==== LISTED ENTRIES ====

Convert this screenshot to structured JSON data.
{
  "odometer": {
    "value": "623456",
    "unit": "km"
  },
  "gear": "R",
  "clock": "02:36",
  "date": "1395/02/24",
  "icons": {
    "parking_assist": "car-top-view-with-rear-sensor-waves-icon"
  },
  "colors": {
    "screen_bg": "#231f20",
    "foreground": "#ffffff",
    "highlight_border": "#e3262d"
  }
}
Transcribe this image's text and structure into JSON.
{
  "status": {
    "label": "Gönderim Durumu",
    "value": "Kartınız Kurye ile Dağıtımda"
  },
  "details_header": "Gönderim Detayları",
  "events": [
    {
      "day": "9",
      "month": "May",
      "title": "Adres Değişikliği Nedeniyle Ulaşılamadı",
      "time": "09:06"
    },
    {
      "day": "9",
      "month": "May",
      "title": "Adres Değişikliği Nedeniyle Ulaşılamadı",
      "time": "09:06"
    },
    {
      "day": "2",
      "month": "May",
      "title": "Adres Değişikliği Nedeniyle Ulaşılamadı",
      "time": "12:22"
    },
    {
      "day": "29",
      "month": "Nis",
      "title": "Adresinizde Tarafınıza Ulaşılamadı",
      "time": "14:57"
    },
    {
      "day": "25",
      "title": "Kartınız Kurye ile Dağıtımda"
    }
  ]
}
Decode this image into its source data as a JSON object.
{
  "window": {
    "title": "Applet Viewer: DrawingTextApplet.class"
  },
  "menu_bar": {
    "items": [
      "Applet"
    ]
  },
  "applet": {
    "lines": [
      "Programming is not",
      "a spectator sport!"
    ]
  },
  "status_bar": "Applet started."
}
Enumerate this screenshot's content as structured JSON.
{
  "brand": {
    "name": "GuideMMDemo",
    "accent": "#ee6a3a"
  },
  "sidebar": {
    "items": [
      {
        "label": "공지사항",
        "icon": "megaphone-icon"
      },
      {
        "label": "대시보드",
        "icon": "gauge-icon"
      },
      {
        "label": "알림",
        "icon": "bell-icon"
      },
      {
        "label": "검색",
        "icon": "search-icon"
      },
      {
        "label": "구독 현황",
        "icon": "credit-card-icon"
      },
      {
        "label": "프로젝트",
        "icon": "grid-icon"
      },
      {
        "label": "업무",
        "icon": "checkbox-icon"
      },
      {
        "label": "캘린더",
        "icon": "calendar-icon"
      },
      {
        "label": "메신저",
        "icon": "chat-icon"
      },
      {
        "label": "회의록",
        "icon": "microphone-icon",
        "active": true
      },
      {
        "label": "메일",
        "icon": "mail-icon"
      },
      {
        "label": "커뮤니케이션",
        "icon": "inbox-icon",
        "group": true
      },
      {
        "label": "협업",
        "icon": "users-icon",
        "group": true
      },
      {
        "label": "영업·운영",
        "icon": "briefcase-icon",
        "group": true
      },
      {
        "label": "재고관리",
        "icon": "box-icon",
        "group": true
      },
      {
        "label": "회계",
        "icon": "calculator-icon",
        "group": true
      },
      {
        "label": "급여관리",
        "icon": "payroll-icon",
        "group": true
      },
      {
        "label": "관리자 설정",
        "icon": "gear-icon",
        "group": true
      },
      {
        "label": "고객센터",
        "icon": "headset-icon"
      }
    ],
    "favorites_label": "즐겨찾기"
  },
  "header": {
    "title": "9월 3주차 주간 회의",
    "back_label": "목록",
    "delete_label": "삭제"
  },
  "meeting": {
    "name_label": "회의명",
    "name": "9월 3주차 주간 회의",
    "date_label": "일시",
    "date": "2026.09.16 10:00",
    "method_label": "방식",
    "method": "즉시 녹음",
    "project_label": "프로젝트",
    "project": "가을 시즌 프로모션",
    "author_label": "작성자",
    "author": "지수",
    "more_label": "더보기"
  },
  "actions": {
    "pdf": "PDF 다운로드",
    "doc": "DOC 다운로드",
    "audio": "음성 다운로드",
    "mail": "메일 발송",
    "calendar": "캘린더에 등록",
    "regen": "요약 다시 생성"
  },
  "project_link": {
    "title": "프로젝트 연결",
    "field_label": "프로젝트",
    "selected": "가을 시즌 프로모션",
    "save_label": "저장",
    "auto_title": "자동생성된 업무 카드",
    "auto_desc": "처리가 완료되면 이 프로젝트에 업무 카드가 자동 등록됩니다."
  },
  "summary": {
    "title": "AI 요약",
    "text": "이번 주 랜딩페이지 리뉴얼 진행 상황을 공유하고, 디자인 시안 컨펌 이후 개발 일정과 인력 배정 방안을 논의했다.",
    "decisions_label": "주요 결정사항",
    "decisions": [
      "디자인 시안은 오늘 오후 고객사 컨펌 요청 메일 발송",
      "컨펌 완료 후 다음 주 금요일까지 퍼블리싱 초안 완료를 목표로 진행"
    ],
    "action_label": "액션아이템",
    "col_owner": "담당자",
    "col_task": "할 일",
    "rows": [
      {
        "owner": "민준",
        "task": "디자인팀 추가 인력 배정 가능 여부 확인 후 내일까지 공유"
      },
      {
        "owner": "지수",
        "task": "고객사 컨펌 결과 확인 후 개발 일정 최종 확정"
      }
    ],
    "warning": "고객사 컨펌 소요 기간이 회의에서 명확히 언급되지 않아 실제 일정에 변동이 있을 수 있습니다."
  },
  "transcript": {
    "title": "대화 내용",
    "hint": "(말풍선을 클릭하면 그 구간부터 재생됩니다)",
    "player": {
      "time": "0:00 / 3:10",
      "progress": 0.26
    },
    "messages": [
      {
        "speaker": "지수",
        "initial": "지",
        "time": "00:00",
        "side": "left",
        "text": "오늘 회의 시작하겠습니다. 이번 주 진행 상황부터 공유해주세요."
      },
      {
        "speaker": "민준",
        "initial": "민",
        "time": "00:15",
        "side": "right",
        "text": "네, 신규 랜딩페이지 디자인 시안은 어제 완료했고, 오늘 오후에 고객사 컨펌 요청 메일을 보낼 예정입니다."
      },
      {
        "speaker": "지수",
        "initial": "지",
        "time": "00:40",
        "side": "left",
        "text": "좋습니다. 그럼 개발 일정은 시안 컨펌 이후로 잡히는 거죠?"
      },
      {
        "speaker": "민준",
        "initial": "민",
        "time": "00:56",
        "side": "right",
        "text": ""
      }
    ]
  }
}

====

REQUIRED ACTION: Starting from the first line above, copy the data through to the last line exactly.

EXERCISE ANSWER:
Convert this screenshot to structured JSON data.
{
  "odometer": {
    "value": "623456",
    "unit": "km"
  },
  "gear": "R",
  "clock": "02:36",
  "date": "1395/02/24",
  "icons": {
    "parking_assist": "car-top-view-with-rear-sensor-waves-icon"
  },
  "colors": {
    "screen_bg": "#231f20",
    "foreground": "#ffffff",
    "highlight_border": "#e3262d"
  }
}
Transcribe this image's text and structure into JSON.
{
  "status": {
    "label": "Gönderim Durumu",
    "value": "Kartınız Kurye ile Dağıtımda"
  },
  "details_header": "Gönderim Detayları",
  "events": [
    {
      "day": "9",
      "month": "May",
      "title": "Adres Değişikliği Nedeniyle Ulaşılamadı",
      "time": "09:06"
    },
    {
      "day": "9",
      "month": "May",
      "title": "Adres Değişikliği Nedeniyle Ulaşılamadı",
      "time": "09:06"
    },
    {
      "day": "2",
      "month": "May",
      "title": "Adres Değişikliği Nedeniyle Ulaşılamadı",
      "time": "12:22"
    },
    {
      "day": "29",
      "month": "Nis",
      "title": "Adresinizde Tarafınıza Ulaşılamadı",
      "time": "14:57"
    },
    {
      "day": "25",
      "title": "Kartınız Kurye ile Dağıtımda"
    }
  ]
}
Decode this image into its source data as a JSON object.
{
  "window": {
    "title": "Applet Viewer: DrawingTextApplet.class"
  },
  "menu_bar": {
    "items": [
      "Applet"
    ]
  },
  "applet": {
    "lines": [
      "Programming is not",
      "a spectator sport!"
    ]
  },
  "status_bar": "Applet started."
}
Enumerate this screenshot's content as structured JSON.
{
  "brand": {
    "name": "GuideMMDemo",
    "accent": "#ee6a3a"
  },
  "sidebar": {
    "items": [
      {
        "label": "공지사항",
        "icon": "megaphone-icon"
      },
      {
        "label": "대시보드",
        "icon": "gauge-icon"
      },
      {
        "label": "알림",
        "icon": "bell-icon"
      },
      {
        "label": "검색",
        "icon": "search-icon"
      },
      {
        "label": "구독 현황",
        "icon": "credit-card-icon"
      },
      {
        "label": "프로젝트",
        "icon": "grid-icon"
      },
      {
        "label": "업무",
        "icon": "checkbox-icon"
      },
      {
        "label": "캘린더",
        "icon": "calendar-icon"
      },
      {
        "label": "메신저",
        "icon": "chat-icon"
      },
      {
        "label": "회의록",
        "icon": "microphone-icon",
        "active": true
      },
      {
        "label": "메일",
        "icon": "mail-icon"
      },
      {
        "label": "커뮤니케이션",
        "icon": "inbox-icon",
        "group": true
      },
      {
        "label": "협업",
        "icon": "users-icon",
        "group": true
      },
      {
        "label": "영업·운영",
        "icon": "briefcase-icon",
        "group": true
      },
      {
        "label": "재고관리",
        "icon": "box-icon",
        "group": true
      },
      {
        "label": "회계",
        "icon": "calculator-icon",
        "group": true
      },
      {
        "label": "급여관리",
        "icon": "payroll-icon",
        "group": true
      },
      {
        "label": "관리자 설정",
        "icon": "gear-icon",
        "group": true
      },
      {
        "label": "고객센터",
        "icon": "headset-icon"
      }
    ],
    "favorites_label": "즐겨찾기"
  },
  "header": {
    "title": "9월 3주차 주간 회의",
    "back_label": "목록",
    "delete_label": "삭제"
  },
  "meeting": {
    "name_label": "회의명",
    "name": "9월 3주차 주간 회의",
    "date_label": "일시",
    "date": "2026.09.16 10:00",
    "method_label": "방식",
    "method": "즉시 녹음",
    "project_label": "프로젝트",
    "project": "가을 시즌 프로모션",
    "author_label": "작성자",
    "author": "지수",
    "more_label": "더보기"
  },
  "actions": {
    "pdf": "PDF 다운로드",
    "doc": "DOC 다운로드",
    "audio": "음성 다운로드",
    "mail": "메일 발송",
    "calendar": "캘린더에 등록",
    "regen": "요약 다시 생성"
  },
  "project_link": {
    "title": "프로젝트 연결",
    "field_label": "프로젝트",
    "selected": "가을 시즌 프로모션",
    "save_label": "저장",
    "auto_title": "자동생성된 업무 카드",
    "auto_desc": "처리가 완료되면 이 프로젝트에 업무 카드가 자동 등록됩니다."
  },
  "summary": {
    "title": "AI 요약",
    "text": "이번 주 랜딩페이지 리뉴얼 진행 상황을 공유하고, 디자인 시안 컨펌 이후 개발 일정과 인력 배정 방안을 논의했다.",
    "decisions_label": "주요 결정사항",
    "decisions": [
      "디자인 시안은 오늘 오후 고객사 컨펌 요청 메일 발송",
      "컨펌 완료 후 다음 주 금요일까지 퍼블리싱 초안 완료를 목표로 진행"
    ],
    "action_label": "액션아이템",
    "col_owner": "담당자",
    "col_task": "할 일",
    "rows": [
      {
        "owner": "민준",
        "task": "디자인팀 추가 인력 배정 가능 여부 확인 후 내일까지 공유"
      },
      {
        "owner": "지수",
        "task": "고객사 컨펌 결과 확인 후 개발 일정 최종 확정"
      }
    ],
    "warning": "고객사 컨펌 소요 기간이 회의에서 명확히 언급되지 않아 실제 일정에 변동이 있을 수 있습니다."
  },
  "transcript": {
    "title": "대화 내용",
    "hint": "(말풍선을 클릭하면 그 구간부터 재생됩니다)",
    "player": {
      "time": "0:00 / 3:10",
      "progress": 0.26
    },
    "messages": [
      {
        "speaker": "지수",
        "initial": "지",
        "time": "00:00",
        "side": "left",
        "text": "오늘 회의 시작하겠습니다. 이번 주 진행 상황부터 공유해주세요."
      },
      {
        "speaker": "민준",
        "initial": "민",
        "time": "00:15",
        "side": "right",
        "text": "네, 신규 랜딩페이지 디자인 시안은 어제 완료했고, 오늘 오후에 고객사 컨펌 요청 메일을 보낼 예정입니다."
      },
      {
        "speaker": "지수",
        "initial": "지",
        "time": "00:40",
        "side": "left",
        "text": "좋습니다. 그럼 개발 일정은 시안 컨펌 이후로 잡히는 거죠?"
      },
      {
        "speaker": "민준",
        "initial": "민",
        "time": "00:56",
        "side": "right",
        "text": ""
      }
    ]
  }
}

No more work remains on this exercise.